--- Task item ---
Exact repetition is required: reproduce every line of the data.

--- Provided records ---
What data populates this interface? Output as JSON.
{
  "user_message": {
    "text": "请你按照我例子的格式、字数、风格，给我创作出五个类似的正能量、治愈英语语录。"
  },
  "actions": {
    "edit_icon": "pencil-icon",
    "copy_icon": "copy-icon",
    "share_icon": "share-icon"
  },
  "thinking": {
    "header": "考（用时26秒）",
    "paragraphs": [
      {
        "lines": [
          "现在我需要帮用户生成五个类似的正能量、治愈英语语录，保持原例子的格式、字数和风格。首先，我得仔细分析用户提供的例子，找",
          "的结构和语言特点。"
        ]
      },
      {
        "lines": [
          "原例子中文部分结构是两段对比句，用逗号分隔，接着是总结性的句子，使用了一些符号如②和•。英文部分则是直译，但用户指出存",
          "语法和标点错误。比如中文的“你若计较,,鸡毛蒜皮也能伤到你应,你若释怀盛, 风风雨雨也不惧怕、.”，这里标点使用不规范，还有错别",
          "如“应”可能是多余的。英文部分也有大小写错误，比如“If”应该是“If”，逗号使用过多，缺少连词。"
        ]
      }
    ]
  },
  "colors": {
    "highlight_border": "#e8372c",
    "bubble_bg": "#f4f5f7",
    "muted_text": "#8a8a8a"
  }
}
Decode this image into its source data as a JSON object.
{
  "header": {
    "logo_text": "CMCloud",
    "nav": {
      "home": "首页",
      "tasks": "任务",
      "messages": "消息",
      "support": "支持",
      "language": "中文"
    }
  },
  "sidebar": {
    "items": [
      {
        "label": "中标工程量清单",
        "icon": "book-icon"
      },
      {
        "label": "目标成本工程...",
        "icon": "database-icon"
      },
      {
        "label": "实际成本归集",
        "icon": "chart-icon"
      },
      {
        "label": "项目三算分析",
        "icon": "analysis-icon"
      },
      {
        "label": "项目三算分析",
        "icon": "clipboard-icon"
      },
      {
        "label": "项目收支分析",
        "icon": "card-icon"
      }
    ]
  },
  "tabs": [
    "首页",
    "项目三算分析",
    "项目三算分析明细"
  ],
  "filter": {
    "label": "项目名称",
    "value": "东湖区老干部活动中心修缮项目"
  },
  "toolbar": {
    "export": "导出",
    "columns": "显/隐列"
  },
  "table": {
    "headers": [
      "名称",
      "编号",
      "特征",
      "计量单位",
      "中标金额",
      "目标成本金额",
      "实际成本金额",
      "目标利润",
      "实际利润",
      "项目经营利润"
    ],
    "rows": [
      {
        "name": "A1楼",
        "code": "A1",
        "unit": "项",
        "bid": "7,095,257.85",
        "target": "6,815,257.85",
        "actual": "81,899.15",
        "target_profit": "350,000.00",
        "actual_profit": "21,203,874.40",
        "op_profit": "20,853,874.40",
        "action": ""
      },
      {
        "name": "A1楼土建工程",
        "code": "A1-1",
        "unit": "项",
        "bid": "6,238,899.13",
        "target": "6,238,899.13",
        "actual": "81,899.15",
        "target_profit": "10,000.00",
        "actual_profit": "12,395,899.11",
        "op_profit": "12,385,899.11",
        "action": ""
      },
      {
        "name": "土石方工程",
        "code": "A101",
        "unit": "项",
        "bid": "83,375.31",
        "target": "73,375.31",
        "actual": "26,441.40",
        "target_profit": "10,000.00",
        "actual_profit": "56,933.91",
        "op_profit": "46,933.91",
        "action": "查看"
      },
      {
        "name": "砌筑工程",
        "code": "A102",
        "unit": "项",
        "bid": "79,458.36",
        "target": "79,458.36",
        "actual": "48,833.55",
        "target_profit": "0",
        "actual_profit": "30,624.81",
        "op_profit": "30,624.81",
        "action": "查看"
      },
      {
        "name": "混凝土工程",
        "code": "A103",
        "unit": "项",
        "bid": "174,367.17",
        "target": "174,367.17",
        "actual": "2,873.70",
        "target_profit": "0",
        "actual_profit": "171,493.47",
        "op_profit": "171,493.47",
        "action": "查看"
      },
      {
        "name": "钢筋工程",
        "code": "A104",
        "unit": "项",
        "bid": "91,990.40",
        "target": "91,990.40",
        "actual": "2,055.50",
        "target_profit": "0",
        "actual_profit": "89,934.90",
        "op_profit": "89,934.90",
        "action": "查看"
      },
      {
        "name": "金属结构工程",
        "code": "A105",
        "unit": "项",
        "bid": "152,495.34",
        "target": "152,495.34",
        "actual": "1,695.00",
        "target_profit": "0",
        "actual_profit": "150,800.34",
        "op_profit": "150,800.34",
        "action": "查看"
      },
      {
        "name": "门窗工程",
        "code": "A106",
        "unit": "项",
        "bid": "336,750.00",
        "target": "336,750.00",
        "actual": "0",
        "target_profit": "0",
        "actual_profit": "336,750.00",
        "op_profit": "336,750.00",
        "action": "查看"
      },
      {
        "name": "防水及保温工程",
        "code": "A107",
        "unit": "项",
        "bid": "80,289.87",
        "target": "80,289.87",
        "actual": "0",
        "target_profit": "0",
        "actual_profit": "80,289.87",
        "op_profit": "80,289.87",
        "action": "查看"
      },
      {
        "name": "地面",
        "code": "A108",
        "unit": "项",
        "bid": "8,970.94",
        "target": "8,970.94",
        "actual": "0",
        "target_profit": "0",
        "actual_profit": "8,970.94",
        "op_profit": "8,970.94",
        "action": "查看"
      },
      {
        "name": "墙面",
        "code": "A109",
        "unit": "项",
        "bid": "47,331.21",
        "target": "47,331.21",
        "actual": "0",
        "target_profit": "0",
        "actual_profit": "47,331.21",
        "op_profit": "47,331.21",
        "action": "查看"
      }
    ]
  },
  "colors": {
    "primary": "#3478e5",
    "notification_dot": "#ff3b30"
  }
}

--- Written response ---
What data populates this interface? Output as JSON.
{
  "user_message": {
    "text": "请你按照我例子的格式、字数、风格，给我创作出五个类似的正能量、治愈英语语录。"
  },
  "actions": {
    "edit_icon": "pencil-icon",
    "copy_icon": "copy-icon",
    "share_icon": "share-icon"
  },
  "thinking": {
    "header": "考（用时26秒）",
    "paragraphs": [
      {
        "lines": [
          "现在我需要帮用户生成五个类似的正能量、治愈英语语录，保持原例子的格式、字数和风格。首先，我得仔细分析用户提供的例子，找",
          "的结构和语言特点。"
        ]
      },
      {
        "lines": [
          "原例子中文部分结构是两段对比句，用逗号分隔，接着是总结性的句子，使用了一些符号如②和•。英文部分则是直译，但用户指出存",
          "语法和标点错误。比如中文的“你若计较,,鸡毛蒜皮也能伤到你应,你若释怀盛, 风风雨雨也不惧怕、.”，这里标点使用不规范，还有错别",
          "如“应”可能是多余的。英文部分也有大小写错误，比如“If”应该是“If”，逗号使用过多，缺少连词。"
        ]
      }
    ]
  },
  "colors": {
    "highlight_border": "#e8372c",
    "bubble_bg": "#f4f5f7",
    "muted_text": "#8a8a8a"
  }
}
Decode this image into its source data as a JSON object.
{
  "header": {
    "logo_text": "CMCloud",
    "nav": {
      "home": "首页",
      "tasks": "任务",
      "messages": "消息",
      "support": "支持",
      "language": "中文"
    }
  },
  "sidebar": {
    "items": [
      {
        "label": "中标工程量清单",
        "icon": "book-icon"
      },
      {
        "label": "目标成本工程...",
        "icon": "database-icon"
      },
      {
        "label": "实际成本归集",
        "icon": "chart-icon"
      },
      {
        "label": "项目三算分析",
        "icon": "analysis-icon"
      },
      {
        "label": "项目三算分析",
        "icon": "clipboard-icon"
      },
      {
        "label": "项目收支分析",
        "icon": "card-icon"
      }
    ]
  },
  "tabs": [
    "首页",
    "项目三算分析",
    "项目三算分析明细"
  ],
  "filter": {
    "label": "项目名称",
    "value": "东湖区老干部活动中心修缮项目"
  },
  "toolbar": {
    "export": "导出",
    "columns": "显/隐列"
  },
  "table": {
    "headers": [
      "名称",
      "编号",
      "特征",
      "计量单位",
      "中标金额",
      "目标成本金额",
      "实际成本金额",
      "目标利润",
      "实际利润",
      "项目经营利润"
    ],
    "rows": [
      {
        "name": "A1楼",
        "code": "A1",
        "unit": "项",
        "bid": "7,095,257.85",
        "target": "6,815,257.85",
        "actual": "81,899.15",
        "target_profit": "350,000.00",
        "actual_profit": "21,203,874.40",
        "op_profit": "20,853,874.40",
        "action": ""
      },
      {
        "name": "A1楼土建工程",
        "code": "A1-1",
        "unit": "项",
        "bid": "6,238,899.13",
        "target": "6,238,899.13",
        "actual": "81,899.15",
        "target_profit": "10,000.00",
        "actual_profit": "12,395,899.11",
        "op_profit": "12,385,899.11",
        "action": ""
      },
      {
        "name": "土石方工程",
        "code": "A101",
        "unit": "项",
        "bid": "83,375.31",
        "target": "73,375.31",
        "actual": "26,441.40",
        "target_profit": "10,000.00",
        "actual_profit": "56,933.91",
        "op_profit": "46,933.91",
        "action": "查看"
      },
      {
        "name": "砌筑工程",
        "code": "A102",
        "unit": "项",
        "bid": "79,458.36",
        "target": "79,458.36",
        "actual": "48,833.55",
        "target_profit": "0",
        "actual_profit": "30,624.81",
        "op_profit": "30,624.81",
        "action": "查看"
      },
      {
        "name": "混凝土工程",
        "code": "A103",
        "unit": "项",
        "bid": "174,367.17",
        "target": "174,367.17",
        "actual": "2,873.70",
        "target_profit": "0",
        "actual_profit": "171,493.47",
        "op_profit": "171,493.47",
        "action": "查看"
      },
      {
        "name": "钢筋工程",
        "code": "A104",
        "unit": "项",
        "bid": "91,990.40",
        "target": "91,990.40",
        "actual": "2,055.50",
        "target_profit": "0",
        "actual_profit": "89,934.90",
        "op_profit": "89,934.90",
        "action": "查看"
      },
      {
        "name": "金属结构工程",
        "code": "A105",
        "unit": "项",
        "bid": "152,495.34",
        "target": "152,495.34",
        "actual": "1,695.00",
        "target_profit": "0",
        "actual_profit": "150,800.34",
        "op_profit": "150,800.34",
        "action": "查看"
      },
      {
        "name": "门窗工程",
        "code": "A106",
        "unit": "项",
        "bid": "336,750.00",
        "target": "336,750.00",
        "actual": "0",
        "target_profit": "0",
        "actual_profit": "336,750.00",
        "op_profit": "336,750.00",
        "action": "查看"
      },
      {
        "name": "防水及保温工程",
        "code": "A107",
        "unit": "项",
        "bid": "80,289.87",
        "target": "80,289.87",
        "actual": "0",
        "target_profit": "0",
        "actual_profit": "80,289.87",
        "op_profit": "80,289.87",
        "action": "查看"
      },
      {
        "name": "地面",
        "code": "A108",
        "unit": "项",
        "bid": "8,970.94",
        "target": "8,970.94",
        "actual": "0",
        "target_profit": "0",
        "actual_profit": "8,970.94",
        "op_profit": "8,970.94",
        "action": "查看"
      },
      {
        "name": "墙面",
        "code": "A109",
        "unit": "项",
        "bid": "47,331.21",
        "target": "47,331.21",
        "actual": "0",
        "target_profit": "0",
        "actual_profit": "47,331.21",
        "op_profit": "47,331.21",
        "action": "查看"
      }
    ]
  },
  "colors": {
    "primary": "#3478e5",
    "notification_dot": "#ff3b30"
  }
}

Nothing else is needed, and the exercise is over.